Ryan Dodge is the Acquisitions Technician in the Library as well an active member of the ROM’s Social Media team. Here, he tells us a little bit more about his upcoming colloquium presentation, Mobile Interpretation in Museums.

“That’s Not a Kayak!”: Form, Function, and Cultural Appropriation

Posted: January 10, 2012 - 14:53 , by admin

By Kenneth R. Lister

Kenneth R. Lister is the Assistant Curator of Anthropology in the Department of World Cultures. Read on for a preview of what he’ll be talking about on February 3, 2012 at the 33rd Annual ROM Research Colloquium.

kayak frames

Notes from Oman: Part 2

Posted: January 9, 2012 - 08:49 , by admin

Dr. Sarah Fee, Associate Curator, Eastern Hemisphere Textiles & Costumes, is the first-ever recipient of the YPC Research Fund. This November 2011, YPC supported Sarah’s trip to Oman to research ancient forms of pitloom weaving and the trade routes of the Muscat cloth, which will inform part of a future ROM exhibition.

Submitted by Sarah Fee, Associate Curator, Eastern Hemisphere Textiles & Costumes

November 18, 2011

Shahnama: The Persian “Book of Kings”

Posted: January 4, 2012 - 13:53 , by admin
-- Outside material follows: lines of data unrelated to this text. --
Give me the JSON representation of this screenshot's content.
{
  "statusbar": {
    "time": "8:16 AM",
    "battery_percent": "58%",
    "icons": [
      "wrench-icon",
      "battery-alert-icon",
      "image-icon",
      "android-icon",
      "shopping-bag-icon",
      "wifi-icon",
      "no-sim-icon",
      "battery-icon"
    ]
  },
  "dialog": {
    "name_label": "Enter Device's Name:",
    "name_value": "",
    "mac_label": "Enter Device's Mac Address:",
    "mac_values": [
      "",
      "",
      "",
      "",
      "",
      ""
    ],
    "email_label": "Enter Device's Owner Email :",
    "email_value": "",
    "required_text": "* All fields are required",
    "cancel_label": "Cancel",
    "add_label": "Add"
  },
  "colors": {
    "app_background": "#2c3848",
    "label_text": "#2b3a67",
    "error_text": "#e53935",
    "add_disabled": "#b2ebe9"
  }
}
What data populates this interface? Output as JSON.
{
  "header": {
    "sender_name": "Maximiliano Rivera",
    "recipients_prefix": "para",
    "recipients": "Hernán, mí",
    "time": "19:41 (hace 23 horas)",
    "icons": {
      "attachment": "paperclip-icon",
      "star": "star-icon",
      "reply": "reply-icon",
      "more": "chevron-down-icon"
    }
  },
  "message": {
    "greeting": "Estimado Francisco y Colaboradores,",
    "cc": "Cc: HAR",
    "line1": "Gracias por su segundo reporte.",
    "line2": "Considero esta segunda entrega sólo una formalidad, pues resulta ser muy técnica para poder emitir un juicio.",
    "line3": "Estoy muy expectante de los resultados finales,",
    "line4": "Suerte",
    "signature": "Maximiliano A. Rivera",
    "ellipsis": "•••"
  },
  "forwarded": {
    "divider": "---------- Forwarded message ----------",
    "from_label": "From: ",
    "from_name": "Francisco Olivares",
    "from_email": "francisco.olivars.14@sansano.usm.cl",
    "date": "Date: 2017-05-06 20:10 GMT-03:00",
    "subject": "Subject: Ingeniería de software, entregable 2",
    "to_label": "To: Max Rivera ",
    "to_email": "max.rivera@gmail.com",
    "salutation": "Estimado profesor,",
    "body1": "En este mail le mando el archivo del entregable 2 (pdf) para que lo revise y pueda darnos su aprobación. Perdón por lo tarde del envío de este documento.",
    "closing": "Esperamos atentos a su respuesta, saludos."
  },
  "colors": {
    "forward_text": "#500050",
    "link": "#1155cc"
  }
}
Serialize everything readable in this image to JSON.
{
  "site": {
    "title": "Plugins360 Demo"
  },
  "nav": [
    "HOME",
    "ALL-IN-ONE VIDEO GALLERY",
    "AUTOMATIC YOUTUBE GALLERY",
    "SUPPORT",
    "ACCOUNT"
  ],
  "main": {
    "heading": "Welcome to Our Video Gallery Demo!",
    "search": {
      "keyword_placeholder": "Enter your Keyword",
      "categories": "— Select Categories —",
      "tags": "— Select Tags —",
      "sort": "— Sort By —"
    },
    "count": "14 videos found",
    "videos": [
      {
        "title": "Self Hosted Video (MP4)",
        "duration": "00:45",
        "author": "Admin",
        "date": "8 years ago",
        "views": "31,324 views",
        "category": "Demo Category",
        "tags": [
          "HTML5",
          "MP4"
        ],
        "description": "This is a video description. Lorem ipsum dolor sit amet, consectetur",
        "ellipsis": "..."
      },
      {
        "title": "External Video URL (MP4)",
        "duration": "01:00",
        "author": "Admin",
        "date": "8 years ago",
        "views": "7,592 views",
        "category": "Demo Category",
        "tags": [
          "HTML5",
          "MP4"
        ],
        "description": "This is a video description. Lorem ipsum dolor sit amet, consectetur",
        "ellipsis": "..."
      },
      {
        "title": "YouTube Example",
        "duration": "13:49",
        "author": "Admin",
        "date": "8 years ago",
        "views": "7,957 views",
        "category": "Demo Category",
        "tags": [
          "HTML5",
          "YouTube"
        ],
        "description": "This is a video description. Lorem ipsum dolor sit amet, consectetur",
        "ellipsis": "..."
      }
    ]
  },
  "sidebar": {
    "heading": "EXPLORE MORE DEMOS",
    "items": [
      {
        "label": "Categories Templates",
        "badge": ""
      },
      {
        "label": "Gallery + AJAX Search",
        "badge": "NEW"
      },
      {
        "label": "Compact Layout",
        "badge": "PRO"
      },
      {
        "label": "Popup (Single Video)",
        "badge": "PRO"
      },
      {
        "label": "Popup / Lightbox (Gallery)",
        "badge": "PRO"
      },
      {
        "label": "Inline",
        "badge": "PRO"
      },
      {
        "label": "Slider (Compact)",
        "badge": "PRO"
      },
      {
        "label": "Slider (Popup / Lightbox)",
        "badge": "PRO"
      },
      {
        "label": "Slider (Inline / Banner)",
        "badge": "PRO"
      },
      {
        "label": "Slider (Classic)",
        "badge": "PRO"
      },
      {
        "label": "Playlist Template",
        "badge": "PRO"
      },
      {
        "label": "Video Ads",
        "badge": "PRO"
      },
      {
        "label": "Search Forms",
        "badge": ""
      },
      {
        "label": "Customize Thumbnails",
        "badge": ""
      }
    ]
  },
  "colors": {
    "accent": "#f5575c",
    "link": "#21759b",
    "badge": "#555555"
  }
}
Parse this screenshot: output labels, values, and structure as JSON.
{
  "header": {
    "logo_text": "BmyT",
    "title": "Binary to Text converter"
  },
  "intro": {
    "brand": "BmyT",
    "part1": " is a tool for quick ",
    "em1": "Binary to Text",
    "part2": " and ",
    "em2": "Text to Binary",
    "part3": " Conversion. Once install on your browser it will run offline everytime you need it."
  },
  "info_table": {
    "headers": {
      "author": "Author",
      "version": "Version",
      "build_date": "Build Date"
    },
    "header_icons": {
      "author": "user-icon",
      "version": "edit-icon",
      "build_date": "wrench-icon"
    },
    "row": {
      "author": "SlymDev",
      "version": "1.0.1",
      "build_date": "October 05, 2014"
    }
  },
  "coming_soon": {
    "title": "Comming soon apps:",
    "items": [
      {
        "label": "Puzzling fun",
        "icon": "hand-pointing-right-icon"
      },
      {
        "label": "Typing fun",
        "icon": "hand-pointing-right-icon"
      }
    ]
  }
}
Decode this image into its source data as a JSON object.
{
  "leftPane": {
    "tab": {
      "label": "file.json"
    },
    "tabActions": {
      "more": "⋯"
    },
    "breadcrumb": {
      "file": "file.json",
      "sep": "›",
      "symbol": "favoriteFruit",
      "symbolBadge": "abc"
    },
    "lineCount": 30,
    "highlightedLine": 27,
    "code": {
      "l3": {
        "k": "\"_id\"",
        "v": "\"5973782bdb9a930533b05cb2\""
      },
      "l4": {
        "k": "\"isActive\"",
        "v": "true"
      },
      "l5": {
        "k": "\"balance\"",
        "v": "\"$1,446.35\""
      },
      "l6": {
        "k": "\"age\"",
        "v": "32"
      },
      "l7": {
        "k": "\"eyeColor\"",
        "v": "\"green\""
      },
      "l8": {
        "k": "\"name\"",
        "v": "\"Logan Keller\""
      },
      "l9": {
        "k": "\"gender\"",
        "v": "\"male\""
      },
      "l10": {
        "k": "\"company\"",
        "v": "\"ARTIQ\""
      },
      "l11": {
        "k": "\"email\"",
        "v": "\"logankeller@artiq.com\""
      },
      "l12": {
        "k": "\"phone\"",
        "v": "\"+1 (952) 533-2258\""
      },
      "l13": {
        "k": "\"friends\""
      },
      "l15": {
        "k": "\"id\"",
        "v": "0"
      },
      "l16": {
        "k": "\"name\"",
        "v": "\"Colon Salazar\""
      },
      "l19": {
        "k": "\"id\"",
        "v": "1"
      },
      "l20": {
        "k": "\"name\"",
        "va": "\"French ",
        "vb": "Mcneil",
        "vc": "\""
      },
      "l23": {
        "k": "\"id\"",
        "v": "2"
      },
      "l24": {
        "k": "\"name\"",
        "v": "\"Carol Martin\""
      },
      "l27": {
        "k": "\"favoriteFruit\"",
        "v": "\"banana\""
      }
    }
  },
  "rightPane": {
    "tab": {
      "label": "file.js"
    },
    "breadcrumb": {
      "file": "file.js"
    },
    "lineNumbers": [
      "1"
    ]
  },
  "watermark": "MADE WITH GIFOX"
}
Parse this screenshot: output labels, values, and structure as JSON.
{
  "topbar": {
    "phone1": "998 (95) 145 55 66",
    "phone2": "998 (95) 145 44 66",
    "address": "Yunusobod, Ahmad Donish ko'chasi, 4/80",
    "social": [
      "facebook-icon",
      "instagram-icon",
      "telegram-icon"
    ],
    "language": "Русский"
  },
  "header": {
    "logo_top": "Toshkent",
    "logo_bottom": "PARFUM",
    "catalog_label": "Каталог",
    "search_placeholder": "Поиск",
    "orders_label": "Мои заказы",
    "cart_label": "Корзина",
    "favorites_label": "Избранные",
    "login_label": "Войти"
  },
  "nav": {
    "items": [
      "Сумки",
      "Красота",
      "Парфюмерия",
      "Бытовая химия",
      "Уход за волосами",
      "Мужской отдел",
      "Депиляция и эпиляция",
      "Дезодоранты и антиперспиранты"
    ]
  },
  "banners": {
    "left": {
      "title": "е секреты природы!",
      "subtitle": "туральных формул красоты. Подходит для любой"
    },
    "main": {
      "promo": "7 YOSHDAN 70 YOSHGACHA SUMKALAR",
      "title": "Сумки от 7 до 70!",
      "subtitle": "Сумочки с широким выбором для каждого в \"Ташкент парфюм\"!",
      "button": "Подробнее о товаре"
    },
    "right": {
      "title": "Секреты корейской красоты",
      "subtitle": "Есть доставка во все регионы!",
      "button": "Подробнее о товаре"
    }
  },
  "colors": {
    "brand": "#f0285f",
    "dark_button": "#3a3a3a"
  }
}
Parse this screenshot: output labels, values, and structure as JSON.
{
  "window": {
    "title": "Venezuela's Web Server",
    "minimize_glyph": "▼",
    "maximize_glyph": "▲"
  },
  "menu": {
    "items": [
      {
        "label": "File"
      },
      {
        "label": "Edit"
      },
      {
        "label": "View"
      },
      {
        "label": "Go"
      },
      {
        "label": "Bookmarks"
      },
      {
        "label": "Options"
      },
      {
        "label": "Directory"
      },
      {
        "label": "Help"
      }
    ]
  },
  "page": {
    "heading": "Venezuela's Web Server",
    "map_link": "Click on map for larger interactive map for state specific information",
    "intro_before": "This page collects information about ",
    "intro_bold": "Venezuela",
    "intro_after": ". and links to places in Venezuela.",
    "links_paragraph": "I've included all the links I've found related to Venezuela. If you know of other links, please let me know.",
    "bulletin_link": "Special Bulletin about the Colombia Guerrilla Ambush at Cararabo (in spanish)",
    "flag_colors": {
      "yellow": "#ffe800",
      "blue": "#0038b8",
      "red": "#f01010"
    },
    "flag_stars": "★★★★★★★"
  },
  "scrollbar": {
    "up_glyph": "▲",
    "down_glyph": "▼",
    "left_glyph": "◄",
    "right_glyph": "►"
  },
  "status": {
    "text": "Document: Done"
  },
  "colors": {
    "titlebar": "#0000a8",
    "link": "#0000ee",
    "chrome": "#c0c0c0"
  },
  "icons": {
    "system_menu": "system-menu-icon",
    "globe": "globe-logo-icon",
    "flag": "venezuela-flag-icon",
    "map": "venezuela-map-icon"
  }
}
Want to find out more about the latest research and discoveries happening at the ROM? Mark your calendars for the 33rd annual ROM Research Colloquium coming up on February 3, 2012.

Karin Ruehrdanz, Curator of Islamic Arts in the ROM’s Department of World Cultures tells us a little bit about her upcoming colloquium presentation,  Shahnama: The Persian “Book of Kings”

Saskatchewan’s newest dinosaur has ROM connection

Posted: November 28, 2011 - 10:48 , by David Evans

Today, Caleb Brown and colleagues announced the discovery of Canada’s newest dinosaur, Thescelosaurus assiniboiensis – the first new dinosaur species to be discovered in Saskatchewan since 1926. The new dinosaur is named after the historic District of Assiniboia, where it was found. The small-bodied, two-legged plant-eater lived alongside the famed Tyrannosaurus rex and Triceratops, at the very end of the age of dinosaurs.